LIIC: Industry settles into comfort zone
03 JUNE 2015 8:48 AM
Members of the Lodging Industry Investment Council speaking during a pair of HNN roundtables earlier this week couldn’t find much to complain about when it comes to where the hotel industry is in the current cycle.
NEW YORK CITY—Robust. Busy. Exciting. And fun. Those were just a few of the superlatives members of the Lodging Industry Investment Council used to describe the state of the hotel industry.
During a pair of roundtables sponsored by Hotel News Now that were held prior to the start of the 37th annual NYU International Hospitality Industry Investment Conference, LIIC members spoke at length about the good times in their respective businesses.
“We are buying; we are developing; we’re selling,” said Ben Brunt, principal and executive VP of acquisitions and development at Noble Investment Group. “We are busier than we have been in ages. It’s a fun time.”
The LIIC members appear to have good reason for the optimism. Vail Brown, VP of global business development and marketing for STR (HNN’s parent company), said 97% of United States markets achieved positive revenue per available room at the end of 2014.
Mike Cahill, CEO and founder of Hospitality Real Estate Counselors, said industry transaction activity is picking up, too.
“Buyers are saying, ‘I’m going to underwrite this with no growth in cash flow and my yield is fine,’” he said.

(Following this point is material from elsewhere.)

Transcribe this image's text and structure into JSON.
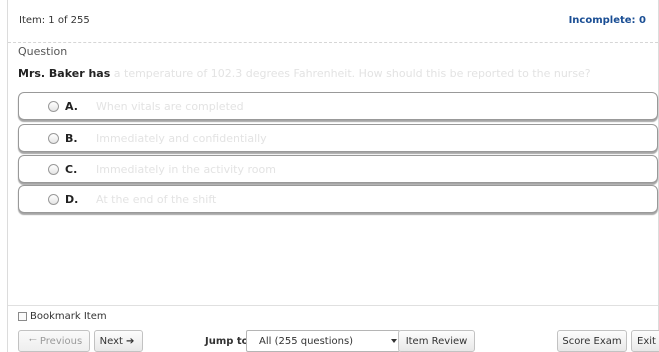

The good times are likely to continue to roll for some time, as several LIIC members said they can’t see a short-term end to the positive industry fundamentals. As was unveiled Monday on Day One of the NYU Conference, STR is forecasting increases in key industry fundamentals in 2015 and 2016.
Jim Butler, a partner and chairman of the global hospitality group at law firm Jeffer Mangels Butler & Mitchell, said the growth should be sustainable. “The one word I haven’t heard a lot (during the roundtables) is ‘frothy,’” he said.
Speakers during the roundtables said that industry players are by and large staying disciplined.
Today’s industry climate has little in common with 2007, said Supertel Hospitality CEO Bill Blackham.
“In 2007, everyone was throwing money out the door for the sake of getting in,” he said. “There was not a rationality. It was more of a frenzy.”
Tom Naughton, chief investment officer at Clearview Hotel Capital, agreed the industry’s financing scene is in a good place. “There’s tremendous liquidity,” he said. “The lending market is totally liquid. The transactions market is totally liquid.”
Blackham said that while hotel credit is not at 2006 or 2007 levels where 75% leverage was widely available, it’s also not at the levels of a few years ago.
“It’s not 2011 where it was shooting fish in a barrel,” he said.
Combine the industry’s discipline with a low national unemployment rate, and that’s a recipe for success, Naughton said.
“You have corporations that have to travel and consumers that want to travel,” he said. “When people have money in their pocket and want to travel, that’s great. I’m pretty confident people will have money to go on a plane or get in their car.”
There are some factors dampening the overall mood in the hotel sector, however. For example, Robert LaFleur, an analyst at JMP Securities, said shareholders haven’t shown as much excitement over the industry as the fundamentals might otherwise indicate.
“I’m very focused on the disconnect between the conversation we’re having here and how everything’s very good and systemically everything’s very good and the severe case of the willies that our equity investors have right now,” he said. Year to date, the Baird/STR Hotel Stock Index was down 0.8% as of 2 June.
While there is a lot to be happy about in the industry, LaFleur said all is not perfect. “We don’t have great room rates in this cycle,” he said. “We have OK room rates.”
Still, hotel stocks in general have shown some growth. Responding to a question from Cahill, LaFleur said if a prospective shareholder had bought every hotel stock back when the downturn began, he or she would have seen a return of three or four times.
After three hours of mostly glowing talk about the industry, Cantor Commercial Real Estate’s Bill Weber joked about the overflow of good vibes coming out of the roundtable discussions.
“What could possibly go wrong?” he said, drawing laughter from other roundtable members.